The SEC’s recent release of its IFRS (International Financial Reporting Standards) Roadmap set insurance companies on a course headed for early adoption, which means preparation has to begin today. Understanding the technical accounting involved with adjusting financial statements for the three year period prior to conversion, as required by the IFRS Roadmap, is clearly only the starting point. Execution and success will depend on understanding and implementing the appropriate financial and reporting technology architecture.The SEC’s criteria that companies must meet to qualify for early adoption is identified in the IFRS Roadmap and points to 110 US filers that will be eligible; while these companies were not named, it is clear that insurers are among them. IFRS has been normal operating procedure for many insurers with international operations since the European conversion in 2005. Even so, IFRS – especially for life carriers – has always been a bit more complicated for insurers because of the nature of insurance contracts: how risk is defined, the length of the term and how the contracts are valued. The “manual journal entry” approach of using a spreadsheet to make IFRS adjustments simply may not be good enough to provide the necessary, and uniquely complicated, financial controls for global insurance carriers. For many insurers, the first step will be to review their financial systems and decide if a new software version is necessary. Since nearly all insurers use third party software for their financial system solutions, opening an early dialogue with vendors will help determine what strategy to pursue. Based on historical experience from earlier accounting regulatory changes such as demutualization and Sarbanes-Oxley, a broad spectrum of software changes maybe be necessary and range from minor reporting changes to requiring a new system entirely.
Internal coordination is another component of a successful conversion plan. IT executives need to communicate with their CFOs and develop an understanding of how the financial reporting function will change overall. Key areas for consideration will include reserving, actuarial projections and evaluations, and product modification (i.e. insurance contracts and investment products).

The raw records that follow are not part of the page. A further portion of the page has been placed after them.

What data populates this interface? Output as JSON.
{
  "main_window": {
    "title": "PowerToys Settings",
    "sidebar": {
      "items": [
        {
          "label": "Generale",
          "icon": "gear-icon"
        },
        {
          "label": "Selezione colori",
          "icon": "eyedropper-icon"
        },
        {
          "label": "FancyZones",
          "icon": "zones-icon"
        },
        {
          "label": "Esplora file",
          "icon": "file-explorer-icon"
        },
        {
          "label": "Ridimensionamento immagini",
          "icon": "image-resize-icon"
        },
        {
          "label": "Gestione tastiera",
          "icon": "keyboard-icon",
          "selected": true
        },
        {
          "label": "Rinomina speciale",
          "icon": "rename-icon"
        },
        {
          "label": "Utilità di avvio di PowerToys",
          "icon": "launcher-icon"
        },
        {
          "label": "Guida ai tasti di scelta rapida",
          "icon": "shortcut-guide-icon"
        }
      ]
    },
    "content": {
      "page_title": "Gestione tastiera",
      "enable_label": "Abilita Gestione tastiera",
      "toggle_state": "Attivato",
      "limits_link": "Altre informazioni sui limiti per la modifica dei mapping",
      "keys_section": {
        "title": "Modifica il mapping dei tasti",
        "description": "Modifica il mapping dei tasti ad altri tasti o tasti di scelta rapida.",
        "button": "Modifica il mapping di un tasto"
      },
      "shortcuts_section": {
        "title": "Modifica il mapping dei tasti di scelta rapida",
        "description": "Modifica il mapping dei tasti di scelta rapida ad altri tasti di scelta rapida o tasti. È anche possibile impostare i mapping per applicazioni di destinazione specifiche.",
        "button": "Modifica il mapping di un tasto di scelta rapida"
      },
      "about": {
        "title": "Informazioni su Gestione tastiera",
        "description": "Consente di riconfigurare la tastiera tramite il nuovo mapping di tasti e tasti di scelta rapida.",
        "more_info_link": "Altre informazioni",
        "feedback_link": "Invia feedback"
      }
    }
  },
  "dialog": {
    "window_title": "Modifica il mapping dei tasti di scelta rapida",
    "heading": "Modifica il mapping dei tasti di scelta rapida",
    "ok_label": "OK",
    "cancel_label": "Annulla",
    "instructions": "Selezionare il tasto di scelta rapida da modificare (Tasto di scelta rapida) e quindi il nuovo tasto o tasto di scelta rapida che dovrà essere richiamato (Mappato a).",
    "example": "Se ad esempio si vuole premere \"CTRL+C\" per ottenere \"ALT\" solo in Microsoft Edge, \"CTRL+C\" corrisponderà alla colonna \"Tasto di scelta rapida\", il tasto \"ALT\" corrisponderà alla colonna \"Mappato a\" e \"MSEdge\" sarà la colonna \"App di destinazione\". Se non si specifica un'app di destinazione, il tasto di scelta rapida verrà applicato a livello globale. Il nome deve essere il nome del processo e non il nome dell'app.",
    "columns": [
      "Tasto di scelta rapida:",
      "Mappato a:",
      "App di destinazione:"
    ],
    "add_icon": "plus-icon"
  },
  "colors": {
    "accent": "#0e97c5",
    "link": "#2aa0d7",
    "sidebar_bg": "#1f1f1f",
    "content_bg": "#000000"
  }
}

Consider potential product modifications. Not only do insurers have to decide if IFRS will lead them to introduce new products and discontinue others, they will have to re-file with the government for the appropriate regulatory approvals required with any changes. And then, on top of that, they will have to modify their product distribution systems.

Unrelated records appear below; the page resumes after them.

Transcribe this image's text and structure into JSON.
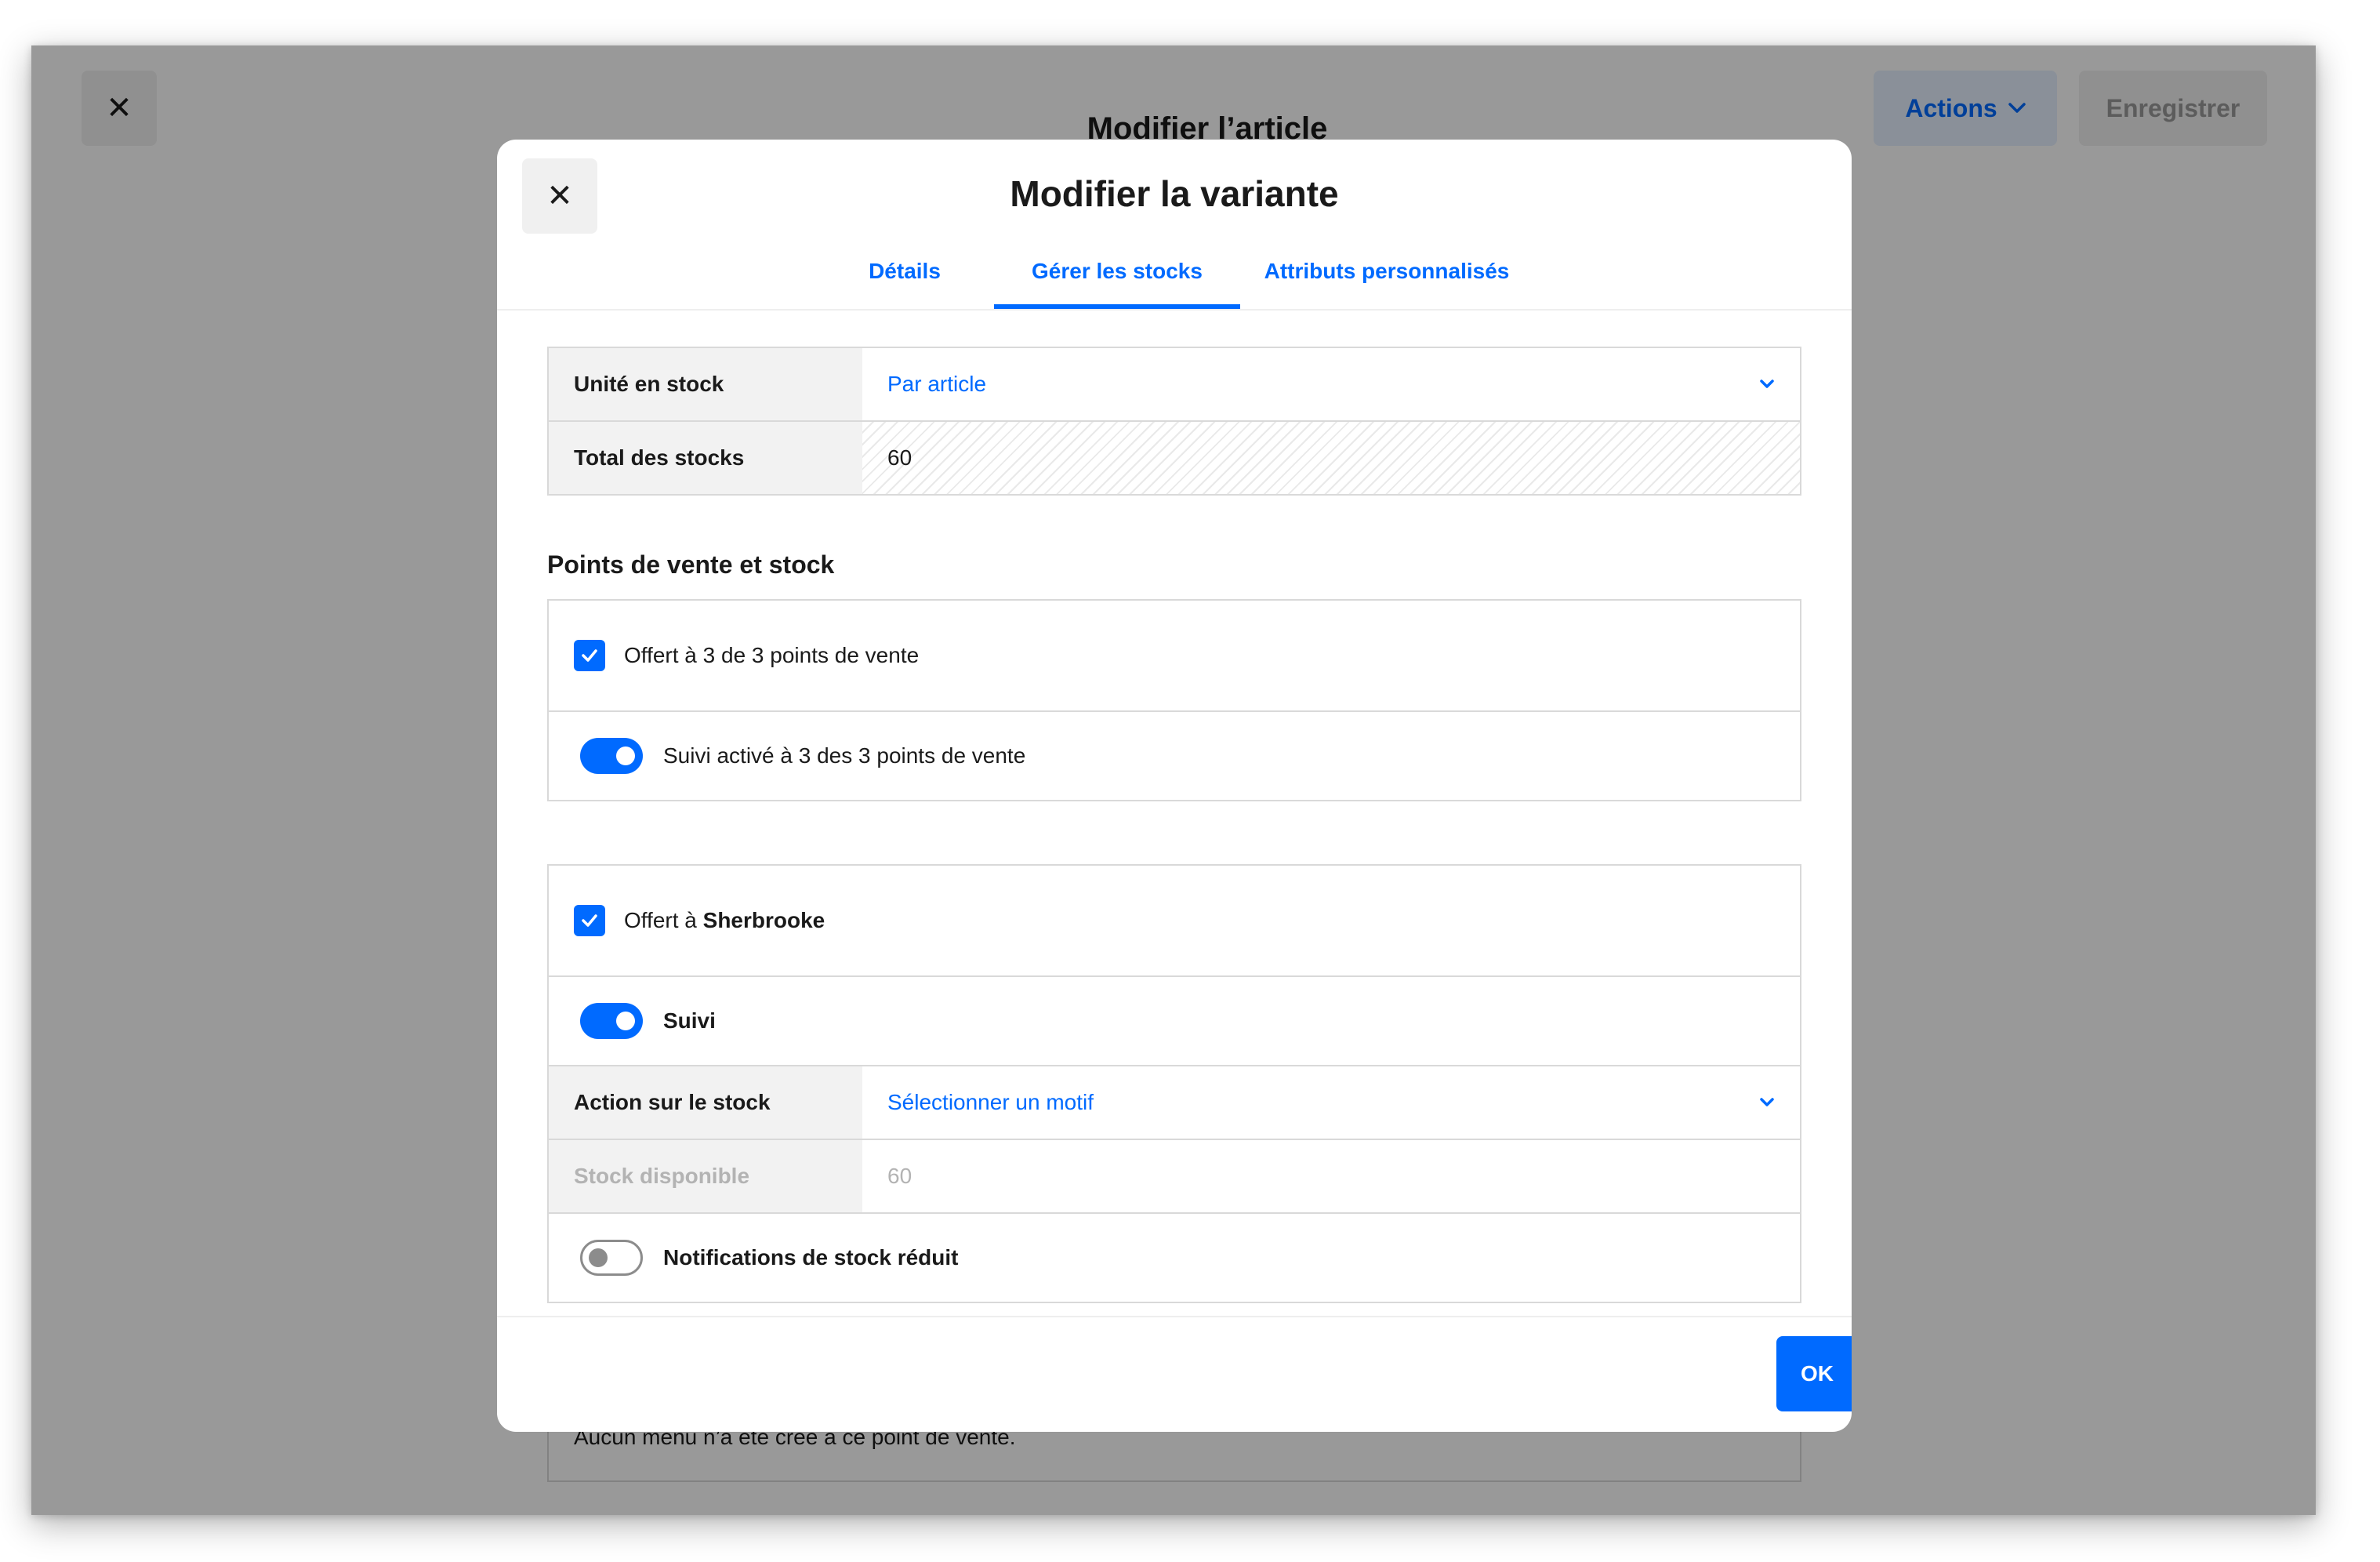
{
  "page": {
    "title": "Modifier l’article",
    "actions_label": "Actions",
    "save_label": "Enregistrer",
    "empty_menu_text": "Aucun menu n’a été créé à ce point de vente."
  },
  "modal": {
    "title": "Modifier la variante",
    "tabs": [
      {
        "label": "Détails",
        "active": false
      },
      {
        "label": "Gérer les stocks",
        "active": true
      },
      {
        "label": "Attributs personnalisés",
        "active": false
      }
    ],
    "stock_table": {
      "unit_label": "Unité en stock",
      "unit_value": "Par article",
      "total_label": "Total des stocks",
      "total_value": "60"
    },
    "section_title": "Points de vente et stock",
    "all_locations": {
      "offered_text": "Offert à 3 de 3 points de vente",
      "offered_checked": true,
      "tracking_text": "Suivi activé à 3 des 3 points de vente",
      "tracking_on": true
    },
    "location": {
      "offered_prefix": "Offert à ",
      "name": "Sherbrooke",
      "offered_checked": true,
      "tracking_label": "Suivi",
      "tracking_on": true,
      "stock_action_label": "Action sur le stock",
      "stock_action_placeholder": "Sélectionner un motif",
      "available_label": "Stock disponible",
      "available_value": "60",
      "low_stock_label": "Notifications de stock réduit",
      "low_stock_on": false
    },
    "ok_label": "OK"
  },
  "colors": {
    "accent": "#006aff",
    "overlay": "rgba(0,0,0,0.40)",
    "border": "#d9d9d9",
    "label_bg": "#f2f2f2"
  },
  "icons": {
    "close": "close-icon",
    "chevron": "chevron-down-icon",
    "check": "check-icon"
  }
}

Another issue is IT platform changes, which can be time intensive. It is vital to identify adjustments early on and consider IFRS’ critical impact on downstream and upstream data systems. It is important to take a data-centric approach and focus on how the data itself will be affected. For example, the product systems will need to capture new information for IFRS reporting. Reserving will be another area that may need substantial system modifications to account for how contracts are evaluated and the changing timeframe.

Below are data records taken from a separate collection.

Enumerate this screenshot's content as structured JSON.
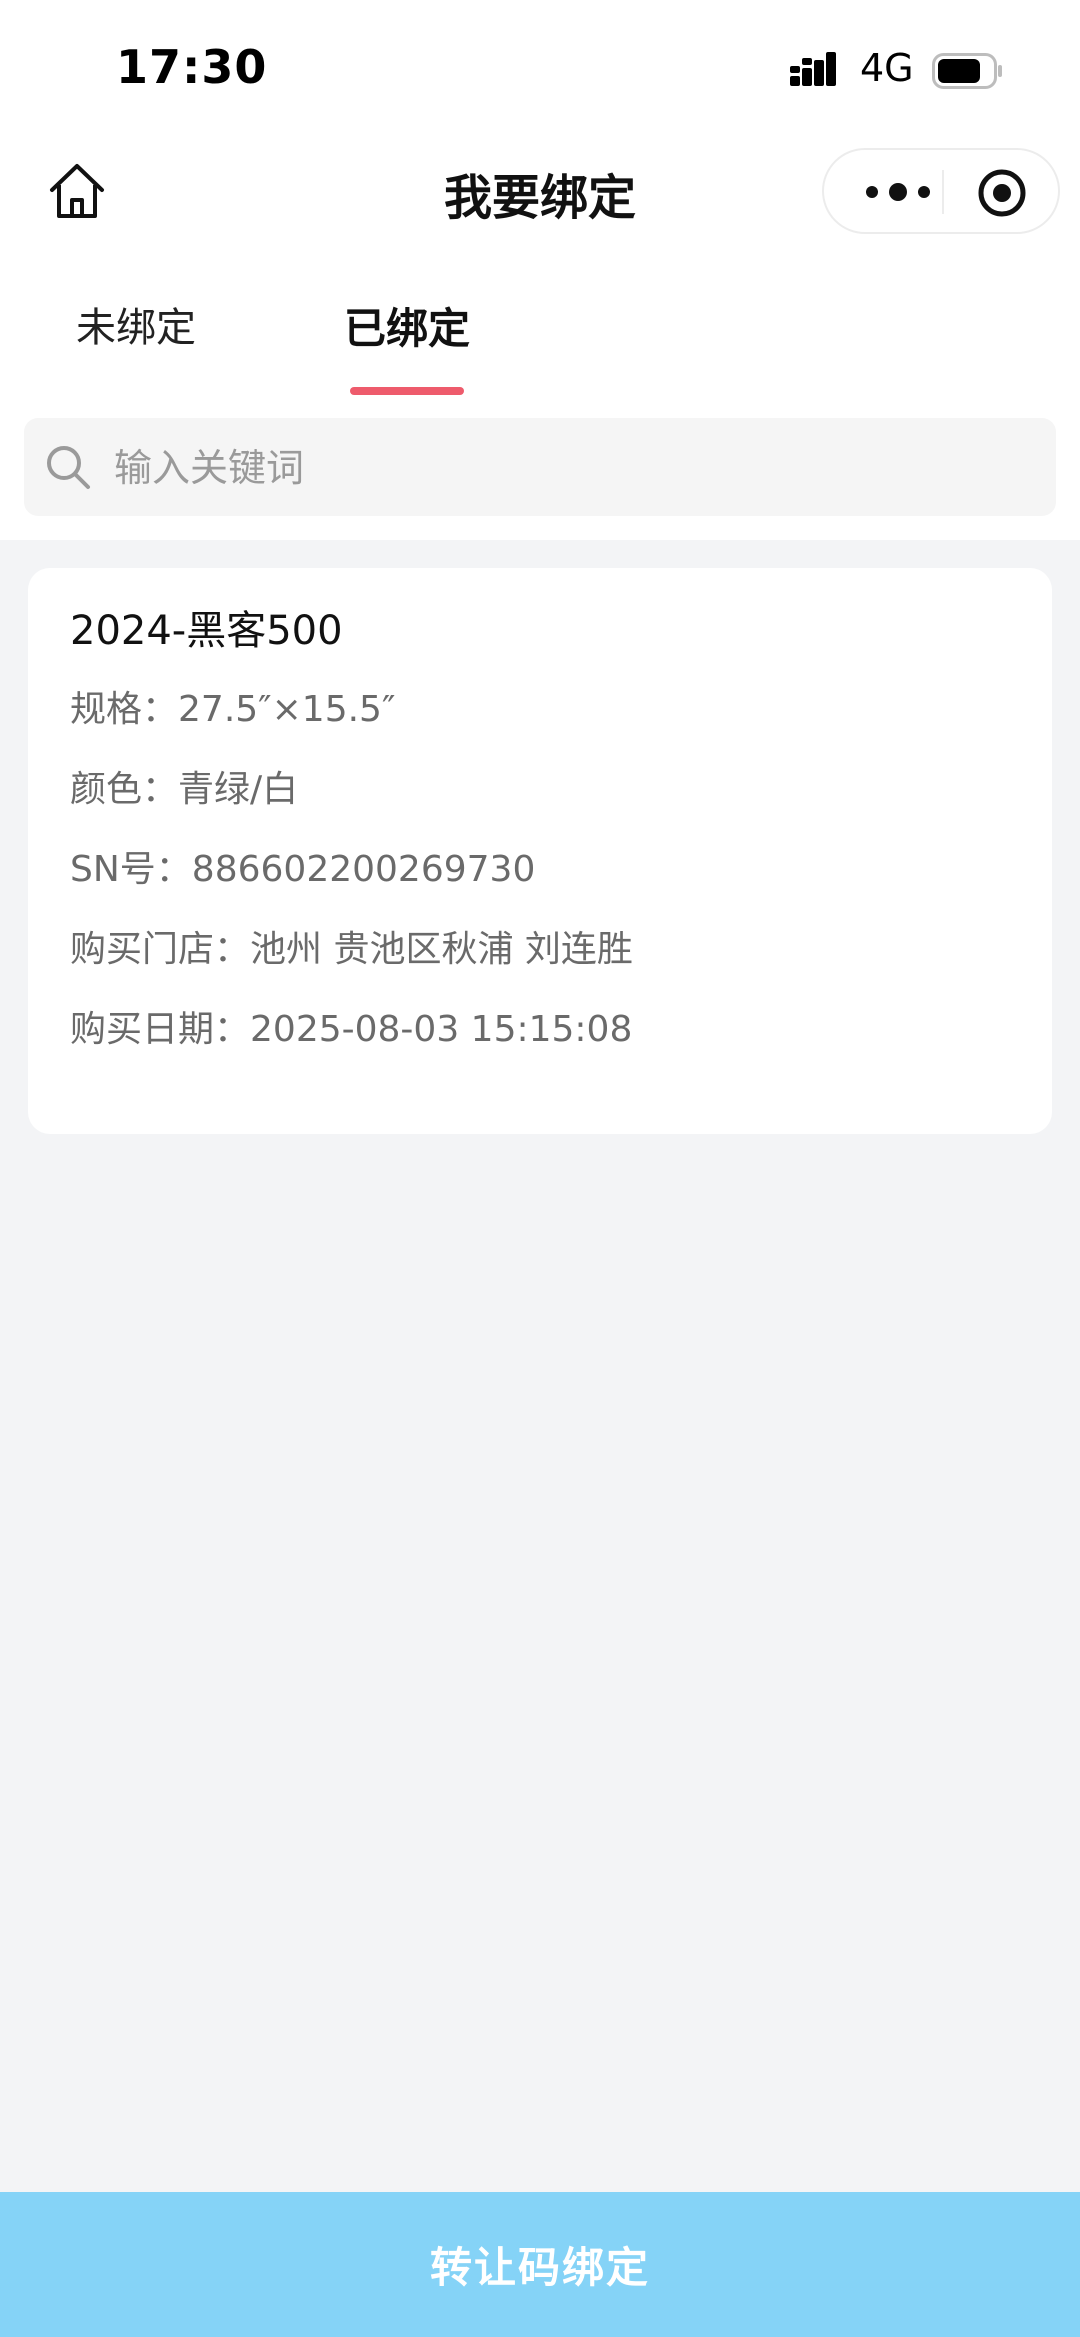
{
  "status_bar": {
    "time": "17:30",
    "network": "4G",
    "icons": [
      "signal-icon",
      "battery-icon"
    ]
  },
  "nav": {
    "title": "我要绑定",
    "icons": [
      "home-icon",
      "more-icon",
      "target-icon"
    ]
  },
  "tabs": [
    {
      "label": "未绑定",
      "active": false
    },
    {
      "label": "已绑定",
      "active": true
    }
  ],
  "search": {
    "placeholder": "输入关键词",
    "value": "",
    "icon": "search-icon"
  },
  "card": {
    "title": "2024-黑客500",
    "rows": [
      {
        "label": "规格：",
        "value": "27.5″×15.5″"
      },
      {
        "label": "颜色：",
        "value": "青绿/白"
      },
      {
        "label": "SN号：",
        "value": "886602200269730"
      },
      {
        "label": "购买门店：",
        "value": "池州 贵池区秋浦 刘连胜"
      },
      {
        "label": "购买日期：",
        "value": "2025-08-03 15:15:08"
      }
    ]
  },
  "bottom_button": {
    "label": "转让码绑定"
  },
  "colors": {
    "accent_underline": "#ee5b6c",
    "bottom_button_bg": "#85d3f7",
    "page_bg": "#f3f4f6"
  }
}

The difficult experiences of some European companies that didn’t prepare appropriately for the IFRS conversion, or an unpleasant memory of the Sarbanes-Oxley rollout here in the US, should be enough of an incentive to begin planning now. But the bigger enticement should be the fact that early IFRS adoption may provide a competitive advantage. And in a mature industry like insurance, any advantage to grow should be seized.Understanding the technical accounting involved with adjusting financial statements for the three year period prior to conversion, as required by the IFRS Roadmap, is clearly only the starting point. Execution and success will depend on understanding and implementing the appropriate financial and reporting technology architecture.